Stacy Middlemiss

Stacy Middlemiss – Candidate for Reelection, Duncan Council                                 

Please tell us a bit about yourself and what made you decide to run in this election?

I am a long-time resident who has spent many years putting much effort into improving individuals’ lives and the Duncan area as a whole.  As a mother, it is my responsibility to ensure the health and safety of the community we live in, while showing my daughters the importance of being part of the solution. As a registered psychiatric nurse that works exclusively in a variety of mental health and substance use services, I bring an experienced and realistic voice to the council table; one that allows our region to advocate for programs that are desperately needed.

The climate science is clear - we need to reduce greenhouse gas (GHG) emissions by at least 45% from 2005 levels by 2030 to address the devastating climate impacts (heat waves, fires, floods, droughts) we face. What priority actions to reduce GHG emissions locally will you advocate to get local government on course to meet that 45% reduction by 2030, less than 7 ½ years from now?

I am not an expert in climate issues but understand the importance of making changes to our processes and planning.  I value the work of our Environment and Sustainability Advisory Committee and count on them to provide input on decisions we are making at the council table. I am committed to supporting this committee’s suggestions, as I have for the last four years. 

Transportation, mostly in private cars and trucks, is reported to be responsible for 72% of GHG emissions in the Cowichan Valley. What three strategies to reduce emissions from transportation, while also supporting local people getting where they need to go, would you work to implement?

Again, I really do count on the suggestions brought to council by the Environment and Sustainability Advisory Committee.  With the increased traffic frustration everywhere, it would be beneficial to strategize innovative ways to encourage people to carpool, use public transit, walk, and ride bikes whenever possible.

We’re not only in a climate crisis, we’re in multiple overlapping crises, including affordable housing, homelessness, and the opioid overdose crises. If elected to local government, what interconnected solutions would you advocate to address these social and environmental crises in the Cowichan Valley?

As a registered psychiatric nurse who works exclusively with people who have mental health and substance use issues, I bring an experienced and realistic voice to the council table; one that allows our region to advocate for programs that are desperately needed. My experience with these topics has allowed our council, and the region as a whole, to advocate for programs and funding. 

The Cowichan Valley is experiencing increasing climate-related cycles of drought and flooding in our watersheds, as well as other damage to natural ecosystems and farmland caused by development pressures. These trends threaten our salmon and our food security. What actions must local government take to better protect our watersheds and drinking water, as well as increase local food production and food security? What protections should local government put in place?

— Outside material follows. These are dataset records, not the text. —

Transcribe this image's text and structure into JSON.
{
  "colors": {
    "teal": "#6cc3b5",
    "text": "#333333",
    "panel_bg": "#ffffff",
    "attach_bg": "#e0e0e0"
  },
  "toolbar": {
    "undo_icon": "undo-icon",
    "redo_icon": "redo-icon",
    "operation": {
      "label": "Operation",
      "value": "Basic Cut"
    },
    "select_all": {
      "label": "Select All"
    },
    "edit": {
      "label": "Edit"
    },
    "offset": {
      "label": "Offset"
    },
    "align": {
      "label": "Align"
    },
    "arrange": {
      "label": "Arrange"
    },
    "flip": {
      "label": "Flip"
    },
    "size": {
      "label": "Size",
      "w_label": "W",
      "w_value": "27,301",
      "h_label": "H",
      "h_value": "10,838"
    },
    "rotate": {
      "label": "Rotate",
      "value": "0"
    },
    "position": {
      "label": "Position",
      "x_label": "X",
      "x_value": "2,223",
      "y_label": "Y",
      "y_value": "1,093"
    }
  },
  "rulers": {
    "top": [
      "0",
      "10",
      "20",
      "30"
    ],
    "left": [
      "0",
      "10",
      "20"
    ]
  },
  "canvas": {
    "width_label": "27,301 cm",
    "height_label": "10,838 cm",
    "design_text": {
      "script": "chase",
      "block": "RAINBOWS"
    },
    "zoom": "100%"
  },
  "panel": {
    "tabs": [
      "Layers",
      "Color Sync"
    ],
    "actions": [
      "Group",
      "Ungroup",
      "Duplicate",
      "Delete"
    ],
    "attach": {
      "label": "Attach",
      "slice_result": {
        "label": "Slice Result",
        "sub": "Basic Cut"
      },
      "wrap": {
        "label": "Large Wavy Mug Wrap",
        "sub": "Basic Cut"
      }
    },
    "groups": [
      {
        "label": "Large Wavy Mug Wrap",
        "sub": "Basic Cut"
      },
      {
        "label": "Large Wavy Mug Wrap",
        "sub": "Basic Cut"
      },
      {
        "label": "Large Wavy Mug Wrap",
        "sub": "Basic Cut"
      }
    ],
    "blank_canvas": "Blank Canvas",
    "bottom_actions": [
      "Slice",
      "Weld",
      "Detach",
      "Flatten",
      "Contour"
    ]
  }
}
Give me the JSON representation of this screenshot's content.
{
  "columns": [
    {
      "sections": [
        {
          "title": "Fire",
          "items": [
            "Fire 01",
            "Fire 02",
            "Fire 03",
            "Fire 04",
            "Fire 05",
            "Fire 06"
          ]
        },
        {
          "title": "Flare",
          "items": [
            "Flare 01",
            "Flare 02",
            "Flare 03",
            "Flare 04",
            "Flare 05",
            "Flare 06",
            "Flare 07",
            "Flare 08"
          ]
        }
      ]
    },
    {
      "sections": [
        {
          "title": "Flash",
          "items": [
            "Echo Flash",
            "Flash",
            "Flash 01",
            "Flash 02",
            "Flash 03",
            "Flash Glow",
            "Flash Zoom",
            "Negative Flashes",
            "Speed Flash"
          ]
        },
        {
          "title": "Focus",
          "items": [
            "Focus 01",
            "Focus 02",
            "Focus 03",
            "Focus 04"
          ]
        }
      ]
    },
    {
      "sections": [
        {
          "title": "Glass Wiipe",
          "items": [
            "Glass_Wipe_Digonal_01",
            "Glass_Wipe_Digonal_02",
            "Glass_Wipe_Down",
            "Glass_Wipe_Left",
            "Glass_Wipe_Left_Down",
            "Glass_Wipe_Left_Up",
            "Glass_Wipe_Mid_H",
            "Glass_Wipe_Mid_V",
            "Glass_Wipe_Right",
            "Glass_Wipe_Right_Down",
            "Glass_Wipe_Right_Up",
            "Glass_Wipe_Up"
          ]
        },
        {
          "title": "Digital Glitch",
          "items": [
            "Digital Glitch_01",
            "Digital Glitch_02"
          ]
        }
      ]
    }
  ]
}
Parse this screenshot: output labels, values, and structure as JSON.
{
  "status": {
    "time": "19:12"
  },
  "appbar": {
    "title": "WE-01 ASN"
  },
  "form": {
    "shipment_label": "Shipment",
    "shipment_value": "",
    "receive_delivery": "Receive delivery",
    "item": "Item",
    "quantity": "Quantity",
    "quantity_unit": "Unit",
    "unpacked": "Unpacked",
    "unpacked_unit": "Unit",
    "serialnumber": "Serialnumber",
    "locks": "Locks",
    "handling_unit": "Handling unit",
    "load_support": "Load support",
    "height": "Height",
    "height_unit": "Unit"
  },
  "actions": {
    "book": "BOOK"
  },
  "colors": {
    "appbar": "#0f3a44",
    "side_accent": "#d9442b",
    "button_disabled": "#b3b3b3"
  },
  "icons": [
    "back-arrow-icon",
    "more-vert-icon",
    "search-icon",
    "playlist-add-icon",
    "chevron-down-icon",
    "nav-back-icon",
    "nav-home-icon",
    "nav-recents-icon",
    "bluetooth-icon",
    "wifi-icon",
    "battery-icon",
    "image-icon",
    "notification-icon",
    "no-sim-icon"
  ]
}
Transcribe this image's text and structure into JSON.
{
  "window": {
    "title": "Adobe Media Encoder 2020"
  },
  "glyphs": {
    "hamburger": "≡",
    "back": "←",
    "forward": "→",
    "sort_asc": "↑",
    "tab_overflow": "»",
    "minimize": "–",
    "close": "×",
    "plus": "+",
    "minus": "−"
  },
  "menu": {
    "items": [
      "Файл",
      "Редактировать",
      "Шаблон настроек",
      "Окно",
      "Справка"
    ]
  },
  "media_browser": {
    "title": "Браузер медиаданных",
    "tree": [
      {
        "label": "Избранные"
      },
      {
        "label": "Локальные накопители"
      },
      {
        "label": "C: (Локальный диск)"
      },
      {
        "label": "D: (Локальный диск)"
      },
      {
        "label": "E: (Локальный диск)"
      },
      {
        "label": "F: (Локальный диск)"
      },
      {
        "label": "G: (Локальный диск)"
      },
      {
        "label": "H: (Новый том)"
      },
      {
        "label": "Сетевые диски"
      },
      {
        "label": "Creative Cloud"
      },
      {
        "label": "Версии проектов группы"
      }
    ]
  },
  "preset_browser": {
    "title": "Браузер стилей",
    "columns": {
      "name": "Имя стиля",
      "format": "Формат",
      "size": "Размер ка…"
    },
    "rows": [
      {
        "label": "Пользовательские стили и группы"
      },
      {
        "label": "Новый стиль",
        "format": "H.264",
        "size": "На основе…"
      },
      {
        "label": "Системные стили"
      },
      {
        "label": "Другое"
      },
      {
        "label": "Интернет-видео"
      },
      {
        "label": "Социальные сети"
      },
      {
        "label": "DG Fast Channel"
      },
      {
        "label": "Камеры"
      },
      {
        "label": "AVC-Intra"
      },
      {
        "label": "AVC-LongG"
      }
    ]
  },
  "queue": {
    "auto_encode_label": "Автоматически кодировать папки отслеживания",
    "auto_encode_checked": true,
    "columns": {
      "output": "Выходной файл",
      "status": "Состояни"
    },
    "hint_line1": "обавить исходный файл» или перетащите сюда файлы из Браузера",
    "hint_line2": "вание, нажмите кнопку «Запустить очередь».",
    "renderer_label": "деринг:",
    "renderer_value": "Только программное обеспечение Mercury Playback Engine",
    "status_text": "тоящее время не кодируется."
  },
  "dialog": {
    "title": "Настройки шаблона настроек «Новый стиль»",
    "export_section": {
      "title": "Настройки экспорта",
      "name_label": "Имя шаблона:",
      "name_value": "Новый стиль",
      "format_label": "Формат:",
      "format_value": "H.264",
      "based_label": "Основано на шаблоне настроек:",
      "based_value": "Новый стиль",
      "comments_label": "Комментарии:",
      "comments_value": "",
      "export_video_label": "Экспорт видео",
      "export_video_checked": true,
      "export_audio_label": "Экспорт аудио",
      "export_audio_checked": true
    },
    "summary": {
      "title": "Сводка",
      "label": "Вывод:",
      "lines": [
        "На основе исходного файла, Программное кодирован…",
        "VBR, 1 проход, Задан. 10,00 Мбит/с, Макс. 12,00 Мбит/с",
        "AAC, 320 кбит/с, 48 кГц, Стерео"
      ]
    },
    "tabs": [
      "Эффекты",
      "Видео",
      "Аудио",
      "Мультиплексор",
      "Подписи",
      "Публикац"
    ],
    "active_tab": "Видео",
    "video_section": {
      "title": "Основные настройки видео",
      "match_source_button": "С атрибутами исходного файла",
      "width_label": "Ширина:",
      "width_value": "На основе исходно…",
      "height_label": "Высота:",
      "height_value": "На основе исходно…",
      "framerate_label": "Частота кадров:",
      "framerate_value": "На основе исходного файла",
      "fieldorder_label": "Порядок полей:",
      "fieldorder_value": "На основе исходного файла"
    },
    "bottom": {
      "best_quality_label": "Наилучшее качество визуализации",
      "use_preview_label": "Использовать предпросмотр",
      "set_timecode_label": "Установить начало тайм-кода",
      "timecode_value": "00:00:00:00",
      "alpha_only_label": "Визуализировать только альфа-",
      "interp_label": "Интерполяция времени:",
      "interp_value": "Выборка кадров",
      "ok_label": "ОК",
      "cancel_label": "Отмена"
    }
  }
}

Our council declared a climate change emergency in 2019 and from that we agreed to look at what we have been doing and look at what changes we could make going forward.  Being hit with a global pandemic shifted priorities but it is my hope that we can work to try and implement some policy changes as well as invest in technologies that help us reduce GHG when possible.  Additionally, local government can continue to bring awareness and advocate to higher levels of governments supports.

Emissions from buildings are second only to transportation emissions here in the Cowichan Valley. Local groups working together on climate change solutions have asked all five of our local governments to commit to getting fossil fuel emissions - gas and oil - out of our built environment. Do you support this move, and what next steps would you advocate local government take to achieve this?

As I mentioned, this is not my area of expertise, but I am definitely open to hearing about and discussion options to achieve at minimum the reduction of fossil fuel emissions.

Most of our local governments have either, like North Cowichan, recently approved a new Official Community Plan (OCP) or are in the process of updating or harmonizing their OCP (CVRD) with stronger social and environmental directions for our Cowichan communities. How would you support the OCP approved for your community in moving forward, including implementing the bylaws needed?

Feedback we had received in September was that our OCP still needed some adjustments and we felt it would be best for the community if we waited to get it right before approving.  Once this process is complete, it is important that each council member understand the importance of ensuring the decisions we make should reflect the plan moving forward.

What do you consider the three most pressing issues facing local government and the one most important thing local government should do on each one?

We are facing a multitude of crisis’, all of them connected in some way.  Local government may not be directly responsible for these issues, but we can improve our processes and encourage new ideas.  Additionally, we need to continue to advocate for more funding and programming from higher levels of government because as we witnessed during the pandemic, it doesn’t take months or even years to find solutions when something is considered an emergency. The health and well-being of our citizens should be our number one priority and many of them are currently struggling to have their basic needs met. 

How do you plan to work with other governments within our region, including working with Local First Nations, as well as the provincial and federal governments?

The only way to work with anyone, other levels of government, citizens, council colleagues and staff, is in a respectful manner.  We all have different beliefs and values, levels of experiences, education, and training but we should be able to listen to what other people have to say and communicate respectfully whether we agree or not.  We all stand to learn from one another if we listen with our ears and our hearts.